→ WORK REQUEST:
Below are records to repeat exactly; copy them without the pictures.

→ EXERCISE MATERIALS:
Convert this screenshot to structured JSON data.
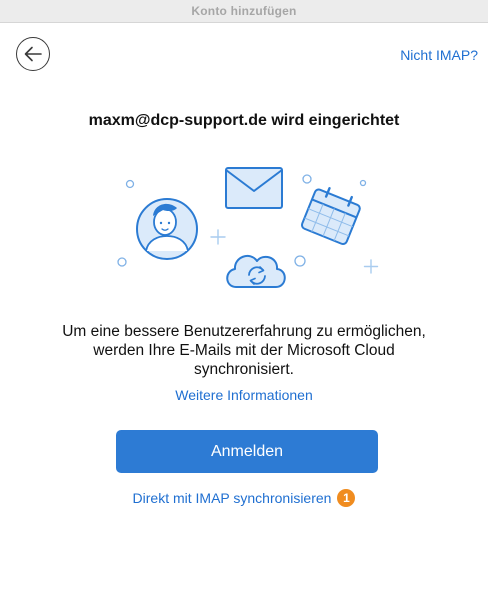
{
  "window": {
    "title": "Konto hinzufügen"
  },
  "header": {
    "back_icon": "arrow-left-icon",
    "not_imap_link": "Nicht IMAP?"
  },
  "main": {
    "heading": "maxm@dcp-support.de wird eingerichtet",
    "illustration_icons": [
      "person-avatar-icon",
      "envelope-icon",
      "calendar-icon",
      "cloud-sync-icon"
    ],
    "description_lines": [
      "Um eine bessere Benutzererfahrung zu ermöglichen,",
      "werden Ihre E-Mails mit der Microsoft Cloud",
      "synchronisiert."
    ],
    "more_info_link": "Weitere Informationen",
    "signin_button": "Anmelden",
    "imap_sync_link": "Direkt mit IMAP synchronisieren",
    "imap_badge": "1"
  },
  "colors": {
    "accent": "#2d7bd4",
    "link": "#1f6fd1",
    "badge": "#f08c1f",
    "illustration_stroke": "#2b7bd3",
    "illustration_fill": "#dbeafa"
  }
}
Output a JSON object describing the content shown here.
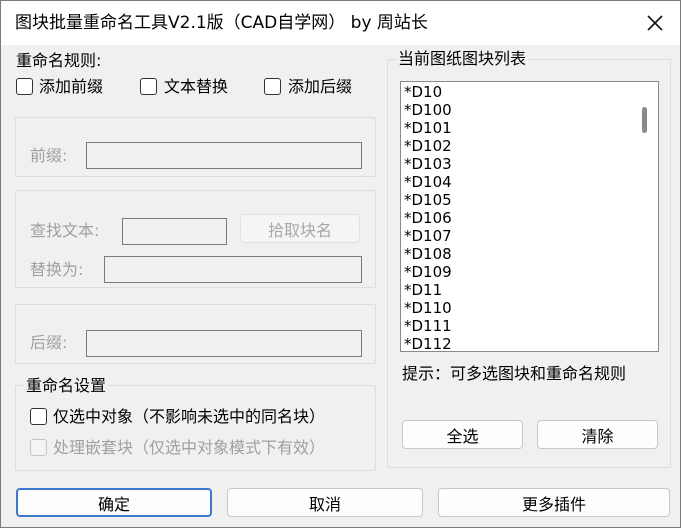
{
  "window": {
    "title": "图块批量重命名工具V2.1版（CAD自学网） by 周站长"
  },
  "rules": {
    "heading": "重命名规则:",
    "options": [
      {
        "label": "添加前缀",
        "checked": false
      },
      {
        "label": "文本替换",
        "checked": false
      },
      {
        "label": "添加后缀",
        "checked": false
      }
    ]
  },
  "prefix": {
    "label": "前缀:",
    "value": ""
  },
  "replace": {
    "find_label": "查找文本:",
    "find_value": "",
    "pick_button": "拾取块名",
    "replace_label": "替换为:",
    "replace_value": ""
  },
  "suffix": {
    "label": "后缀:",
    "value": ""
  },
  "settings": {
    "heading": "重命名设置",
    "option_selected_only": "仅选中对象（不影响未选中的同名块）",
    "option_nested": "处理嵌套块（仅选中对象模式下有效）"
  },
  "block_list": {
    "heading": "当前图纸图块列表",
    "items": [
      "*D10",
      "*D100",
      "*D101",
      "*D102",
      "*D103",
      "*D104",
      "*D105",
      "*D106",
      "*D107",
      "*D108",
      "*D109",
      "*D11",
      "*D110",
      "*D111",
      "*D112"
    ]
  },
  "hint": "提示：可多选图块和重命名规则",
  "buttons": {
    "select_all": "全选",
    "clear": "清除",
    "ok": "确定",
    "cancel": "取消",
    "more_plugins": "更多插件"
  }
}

→ TASK ANSWER:
Convert this screenshot to structured JSON data.
{
  "window": {
    "title": "Konto hinzufügen"
  },
  "header": {
    "back_icon": "arrow-left-icon",
    "not_imap_link": "Nicht IMAP?"
  },
  "main": {
    "heading": "maxm@dcp-support.de wird eingerichtet",
    "illustration_icons": [
      "person-avatar-icon",
      "envelope-icon",
      "calendar-icon",
      "cloud-sync-icon"
    ],
    "description_lines": [
      "Um eine bessere Benutzererfahrung zu ermöglichen,",
      "werden Ihre E-Mails mit der Microsoft Cloud",
      "synchronisiert."
    ],
    "more_info_link": "Weitere Informationen",
    "signin_button": "Anmelden",
    "imap_sync_link": "Direkt mit IMAP synchronisieren",
    "imap_badge": "1"
  },
  "colors": {
    "accent": "#2d7bd4",
    "link": "#1f6fd1",
    "badge": "#f08c1f",
    "illustration_stroke": "#2b7bd3",
    "illustration_fill": "#dbeafa"
  }
}
Output a JSON object describing the content shown here.
{
  "window": {
    "title": "图块批量重命名工具V2.1版（CAD自学网） by 周站长"
  },
  "rules": {
    "heading": "重命名规则:",
    "options": [
      {
        "label": "添加前缀",
        "checked": false
      },
      {
        "label": "文本替换",
        "checked": false
      },
      {
        "label": "添加后缀",
        "checked": false
      }
    ]
  },
  "prefix": {
    "label": "前缀:",
    "value": ""
  },
  "replace": {
    "find_label": "查找文本:",
    "find_value": "",
    "pick_button": "拾取块名",
    "replace_label": "替换为:",
    "replace_value": ""
  },
  "suffix": {
    "label": "后缀:",
    "value": ""
  },
  "settings": {
    "heading": "重命名设置",
    "option_selected_only": "仅选中对象（不影响未选中的同名块）",
    "option_nested": "处理嵌套块（仅选中对象模式下有效）"
  },
  "block_list": {
    "heading": "当前图纸图块列表",
    "items": [
      "*D10",
      "*D100",
      "*D101",
      "*D102",
      "*D103",
      "*D104",
      "*D105",
      "*D106",
      "*D107",
      "*D108",
      "*D109",
      "*D11",
      "*D110",
      "*D111",
      "*D112"
    ]
  },
  "hint": "提示：可多选图块和重命名规则",
  "buttons": {
    "select_all": "全选",
    "clear": "清除",
    "ok": "确定",
    "cancel": "取消",
    "more_plugins": "更多插件"
  }
}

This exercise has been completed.